If a line of the material holds the string "screenshot", please copy it.

····················

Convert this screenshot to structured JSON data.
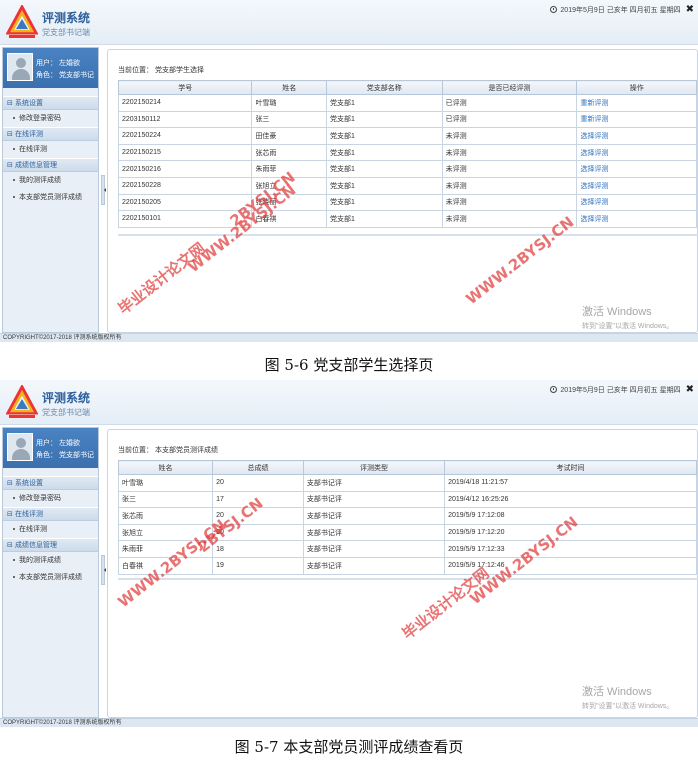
{
  "header": {
    "app_title": "评测系统",
    "app_subtitle": "党支部书记端",
    "date_text": "2019年5月9日 己亥年 四月初五 星期四",
    "close_glyph": "✖",
    "icons": [
      "logo-icon",
      "clock-icon",
      "close-icon"
    ]
  },
  "sidebar": {
    "user_line": "用户：  左婚欲",
    "role_line": "角色：  党支部书记",
    "groups": [
      {
        "label": "系统设置",
        "toggle": "⊟",
        "items": [
          "修改登录密码"
        ]
      },
      {
        "label": "在线评测",
        "toggle": "⊟",
        "items": [
          "在线评测"
        ]
      },
      {
        "label": "成绩信息管理",
        "toggle": "⊟",
        "items": [
          "我的测评成绩",
          "本支部党员测评成绩"
        ]
      }
    ]
  },
  "page1": {
    "breadcrumb": "当前位置：  党支部学生选择",
    "columns": [
      "学号",
      "姓名",
      "党支部名称",
      "是否已经评测",
      "操作"
    ],
    "rows": [
      [
        "2202150214",
        "叶雪璐",
        "党支部1",
        "已评测",
        "重新评测"
      ],
      [
        "2203150112",
        "张三",
        "党支部1",
        "已评测",
        "重新评测"
      ],
      [
        "2202150224",
        "田佳豪",
        "党支部1",
        "未评测",
        "选择评测"
      ],
      [
        "2202150215",
        "张芯雨",
        "党支部1",
        "未评测",
        "选择评测"
      ],
      [
        "2202150216",
        "朱雨菲",
        "党支部1",
        "未评测",
        "选择评测"
      ],
      [
        "2202150228",
        "张旭立",
        "党支部1",
        "未评测",
        "选择评测"
      ],
      [
        "2202150205",
        "张晓丽",
        "党支部1",
        "未评测",
        "选择评测"
      ],
      [
        "2202150101",
        "白春祺",
        "党支部1",
        "未评测",
        "选择评测"
      ]
    ],
    "caption": "图 5-6 党支部学生选择页"
  },
  "page2": {
    "breadcrumb": "当前位置：  本支部党员测评成绩",
    "columns": [
      "姓名",
      "总成绩",
      "评测类型",
      "考试时间"
    ],
    "rows": [
      [
        "叶雪璐",
        "20",
        "支部书记评",
        "2019/4/18 11:21:57"
      ],
      [
        "张三",
        "17",
        "支部书记评",
        "2019/4/12 16:25:26"
      ],
      [
        "张芯雨",
        "20",
        "支部书记评",
        "2019/5/9 17:12:08"
      ],
      [
        "张旭立",
        "20",
        "支部书记评",
        "2019/5/9 17:12:20"
      ],
      [
        "朱雨菲",
        "18",
        "支部书记评",
        "2019/5/9 17:12:33"
      ],
      [
        "白春祺",
        "19",
        "支部书记评",
        "2019/5/9 17:12:46"
      ]
    ],
    "caption": "图 5-7 本支部党员测评成绩查看页"
  },
  "watermarks": {
    "site": "WWW.2BYSJ.CN",
    "site_short": "2BYSJ.CN",
    "brand": "毕业设计论文网"
  },
  "activate": {
    "title": "激活 Windows",
    "sub": "转到\"设置\"以激活 Windows。"
  },
  "footer": "COPYRIGHT©2017-2018 评测系统版权所有"
}
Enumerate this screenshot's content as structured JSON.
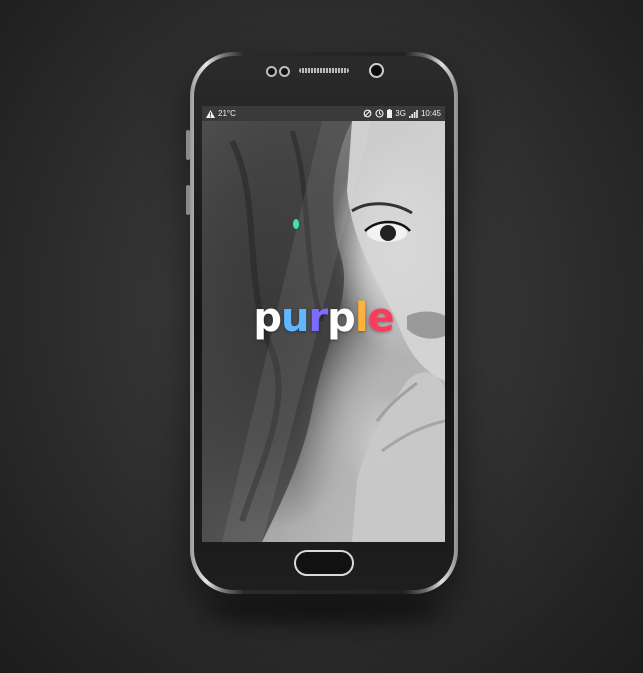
{
  "status_bar": {
    "temperature": "21°C",
    "network": "3G",
    "time": "10:45"
  },
  "splash": {
    "logo_text": "purple",
    "accent_color": "#3fe3b2"
  },
  "icons": {
    "warning": "warning-icon",
    "sync": "sync-icon",
    "alarm": "alarm-icon",
    "battery": "battery-icon",
    "signal": "signal-icon"
  }
}
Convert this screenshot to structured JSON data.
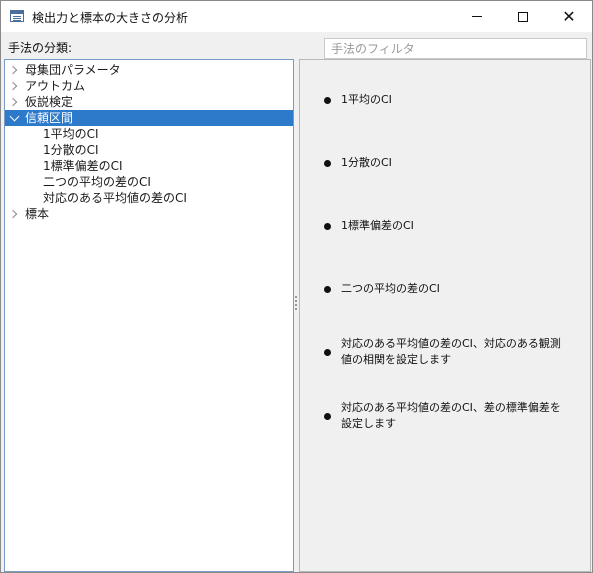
{
  "window": {
    "title": "検出力と標本の大きさの分析",
    "minimize_label": "",
    "maximize_label": "",
    "close_label": "✕"
  },
  "toolbar": {
    "category_label": "手法の分類:",
    "filter_placeholder": "手法のフィルタ",
    "filter_value": ""
  },
  "tree": {
    "items": [
      {
        "label": "母集団パラメータ",
        "expanded": false
      },
      {
        "label": "アウトカム",
        "expanded": false
      },
      {
        "label": "仮説検定",
        "expanded": false
      },
      {
        "label": "信頼区間",
        "expanded": true,
        "selected": true,
        "children": [
          "1平均のCI",
          "1分散のCI",
          "1標準偏差のCI",
          "二つの平均の差のCI",
          "対応のある平均値の差のCI"
        ]
      },
      {
        "label": "標本",
        "expanded": false
      }
    ]
  },
  "details": {
    "items": [
      "1平均のCI",
      "1分散のCI",
      "1標準偏差のCI",
      "二つの平均の差のCI",
      "対応のある平均値の差のCI、対応のある観測値の相関を設定します",
      "対応のある平均値の差のCI、差の標準偏差を設定します"
    ]
  },
  "colors": {
    "selection": "#2d7acb",
    "tree_border": "#7a9cc4",
    "pane_background": "#f0f0f0"
  }
}
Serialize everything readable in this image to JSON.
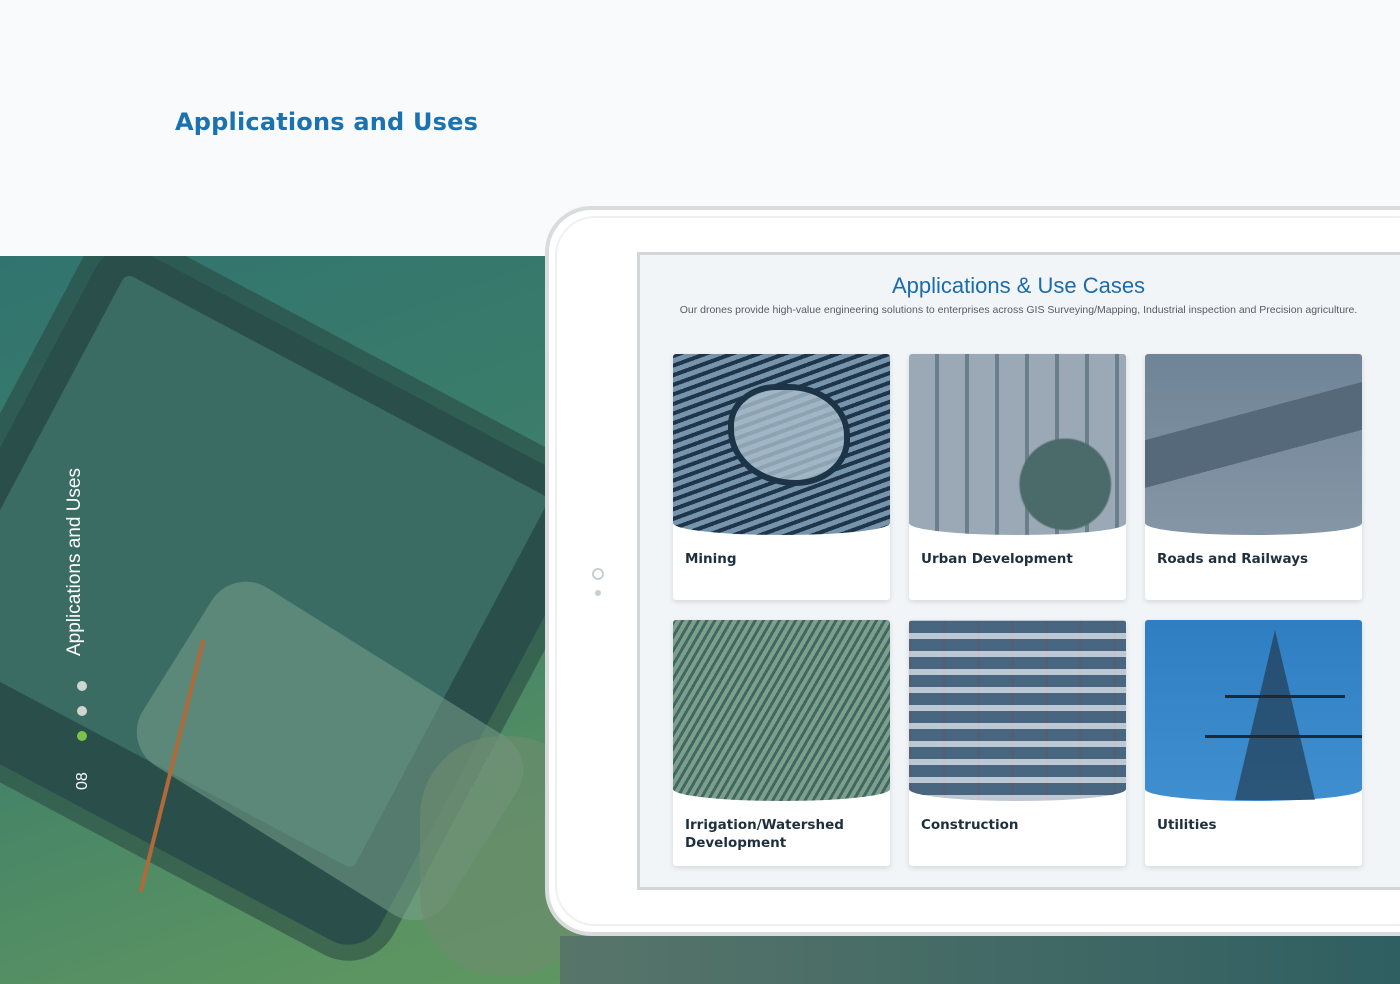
{
  "page_heading": "Applications and Uses",
  "side_nav": {
    "vertical_label": "Applications and Uses",
    "slide_number": "08",
    "dots": [
      {
        "state": "inactive"
      },
      {
        "state": "inactive"
      },
      {
        "state": "active"
      }
    ],
    "active_color": "#7cc24a"
  },
  "screen": {
    "title": "Applications & Use Cases",
    "subtitle": "Our drones provide high-value engineering solutions to enterprises across GIS Surveying/Mapping, Industrial inspection and Precision agriculture.",
    "cards": [
      {
        "label": "Mining",
        "image": "aerial-mine-image"
      },
      {
        "label": "Urban Development",
        "image": "aerial-city-image"
      },
      {
        "label": "Roads and Railways",
        "image": "aerial-road-image"
      },
      {
        "label": "Irrigation/Watershed Development",
        "image": "aerial-farmland-image"
      },
      {
        "label": "Construction",
        "image": "construction-site-image"
      },
      {
        "label": "Utilities",
        "image": "power-pylon-image"
      }
    ]
  },
  "colors": {
    "heading_blue": "#1a72b0",
    "screen_title_blue": "#1a6cab",
    "band_green": "#3d7f69"
  }
}
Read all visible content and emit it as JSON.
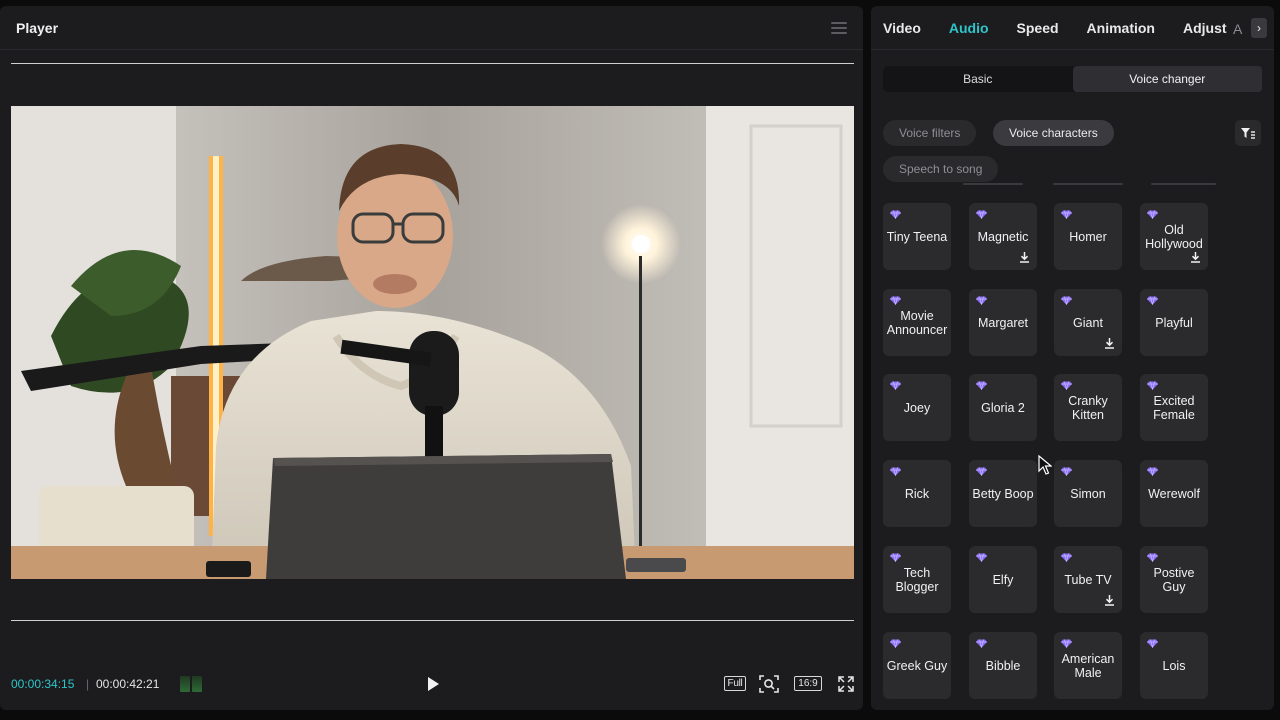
{
  "player": {
    "title": "Player",
    "current_time": "00:00:34:15",
    "separator": "|",
    "total_time": "00:00:42:21",
    "full_label": "Full",
    "ratio_label": "16:9"
  },
  "side": {
    "tabs": [
      "Video",
      "Audio",
      "Speed",
      "Animation",
      "Adjust"
    ],
    "active_tab": "Audio",
    "more_tab": "A",
    "segments": [
      "Basic",
      "Voice changer"
    ],
    "active_segment": "Voice changer",
    "chips": [
      "Voice filters",
      "Voice characters",
      "Speech to song"
    ],
    "active_chip": "Voice characters"
  },
  "voices": [
    {
      "name": "Tiny Teena",
      "download": false
    },
    {
      "name": "Magnetic",
      "download": true
    },
    {
      "name": "Homer",
      "download": false
    },
    {
      "name": "Old Hollywood",
      "download": true
    },
    {
      "name": "Movie Announcer",
      "download": false
    },
    {
      "name": "Margaret",
      "download": false
    },
    {
      "name": "Giant",
      "download": true
    },
    {
      "name": "Playful",
      "download": false
    },
    {
      "name": "Joey",
      "download": false
    },
    {
      "name": "Gloria 2",
      "download": false
    },
    {
      "name": "Cranky Kitten",
      "download": false
    },
    {
      "name": "Excited Female",
      "download": false
    },
    {
      "name": "Rick",
      "download": false
    },
    {
      "name": "Betty Boop",
      "download": false
    },
    {
      "name": "Simon",
      "download": false
    },
    {
      "name": "Werewolf",
      "download": false
    },
    {
      "name": "Tech Blogger",
      "download": false
    },
    {
      "name": "Elfy",
      "download": false
    },
    {
      "name": "Tube TV",
      "download": true
    },
    {
      "name": "Postive Guy",
      "download": false
    },
    {
      "name": "Greek Guy",
      "download": false
    },
    {
      "name": "Bibble",
      "download": false
    },
    {
      "name": "American Male",
      "download": false
    },
    {
      "name": "Lois",
      "download": false
    }
  ],
  "colors": {
    "accent": "#2ec5c8",
    "gem": "#8b6cff",
    "panel": "#1c1c1f",
    "card": "#2b2b2e"
  },
  "icons": {
    "menu": "menu-icon",
    "play": "play-icon",
    "zoom": "zoom-icon",
    "fullscreen": "fullscreen-icon",
    "filter": "filter-icon",
    "gem": "gem-icon",
    "download": "download-icon",
    "next": "chevron-right-icon"
  }
}
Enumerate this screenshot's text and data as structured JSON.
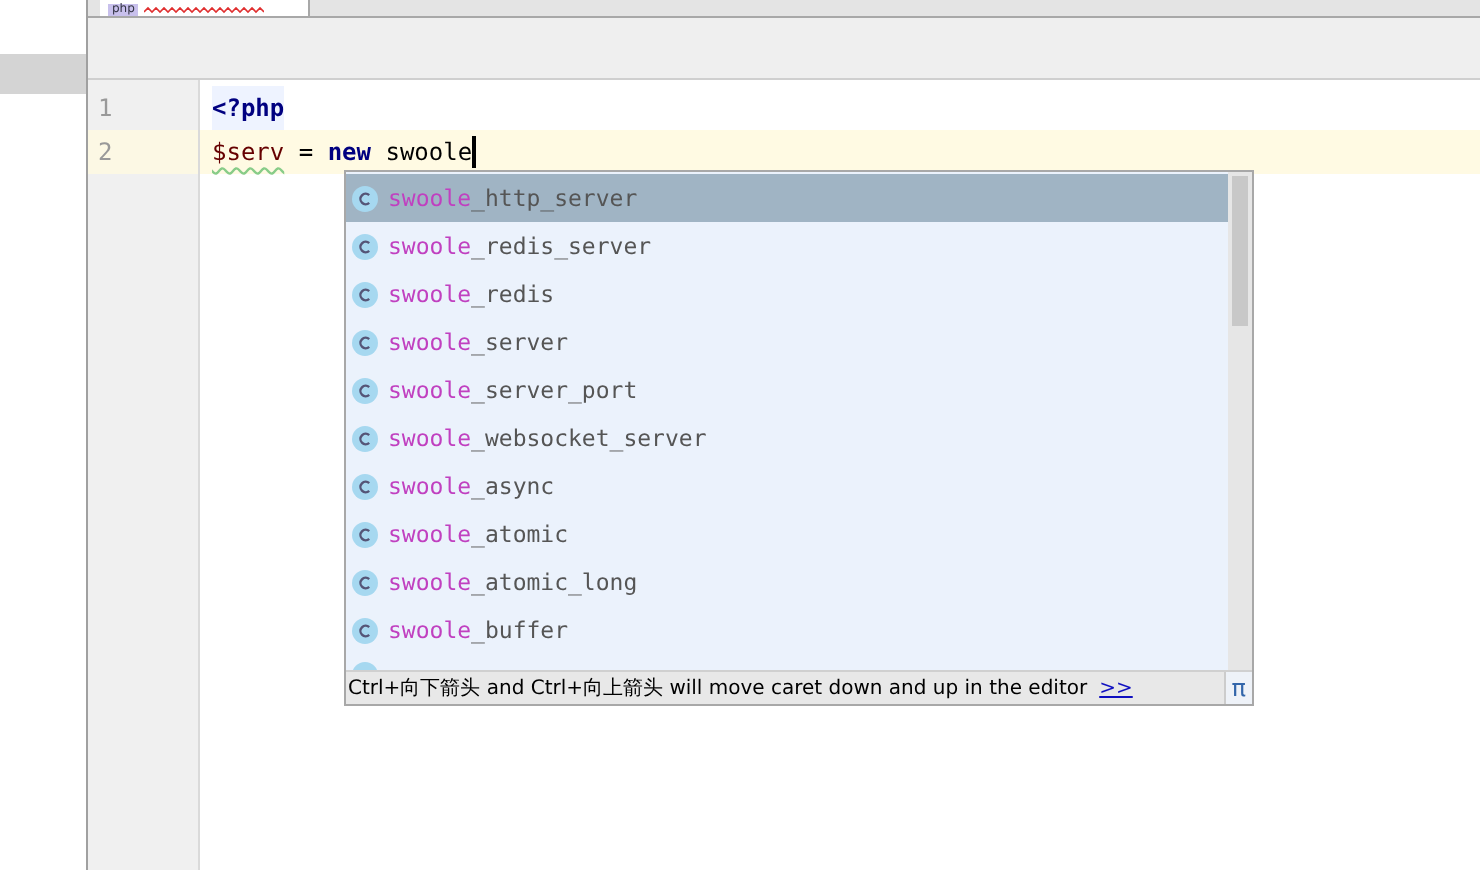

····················

● EXERCISE RESULT:
Convert this screenshot to structured JSON data.
Enumerate this screenshot's content as structured JSON.
Convert this screenshot to structured JSON data.
Enumerate this screenshot's text and data as structured JSON.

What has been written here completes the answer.